Definitely Not First
An article titled "Resourceful Rafale" appeared in the September 2000 issue of Avionics Magazine (page 16) and included the following statement on page 21: "The Thomson-CSF SB25A is said to be the first combined interrogator/transponder to use electronic scanning technology." In fact, the SB25A was not the first IFF interrogator/ transponder to utilize electronic scanning technology. It was, at best, the fourth such system.
The French government authorized Thomson-CSF to develop the SB25A interrogator/transponder system for the Rafale in 1993. Prior to that development by Thomson, there were already in production at least two other IFF interrogator/transponders utilizing electronically scanned interrogator antennas. These are manufactured by the Advanced Systems unit of BAE Systems:
The AN/APX-111 (V) developed for the Boeing F/A-18 Kuwait FMS program in 1987; and
The AN/APX-113 developed for the NATO MLU F-16 in 1991.
Both of these BAE Systems combined interrogator/transponders are currently in production for various fighter aircraft applications worldwide. More than 1,000 systems have been produced to date.
I read your Editor’s Note in July 2000 issue (page 4) entitled "Aircraft for Everyone." I am creating a nonprofit organization, Skyaid, to save 100,000 lives per year, which will be using "aircraft for everyone." I realize that conventional wisdom says that new aircraft designs will not be available for 20 to 25 years. Skyaid will be pushing the technology development so as to save lives with new aircraft by 2005.
By the way, I have been on the technical advisory board for Moller International for most of the past decade, while working at Boeing. Our Website, www.skyaid.org, has lots of details.
A visit to the Skyaid Website indicates that the organization was set up to develop "rapid emergency response," primarily for victims of heart attacks, strokes, fires and accidents. Moller International is a California-based company that developed a concept for a personalized air vehicle. –Editor
An Errant "S"
On page 31 of the August 2000 article on the C-5 modernization, Lockheed Martin Federal Systems is mentioned as being in Oswego, N.Y. We are actually in Owego, N.Y., a different city from Oswego, which is located north of Syracuse.
Also note that our official site name has been changed to Lockheed Martin Systems Integration-Owego.
Manager, Processor Subsystems

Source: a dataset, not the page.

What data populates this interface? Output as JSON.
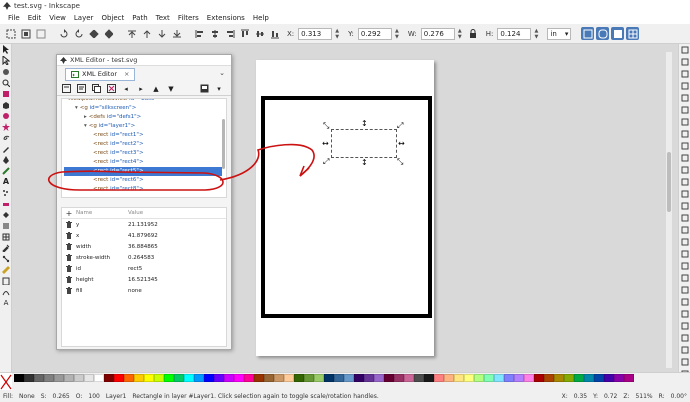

Lockheed Martin Systems Integration-Owego, N.Y.
Having lived in Syracuse, I should have known the difference. Oswego is north, while Owego is south of Syracuse. Thanks for bringing this to our attention. –Editor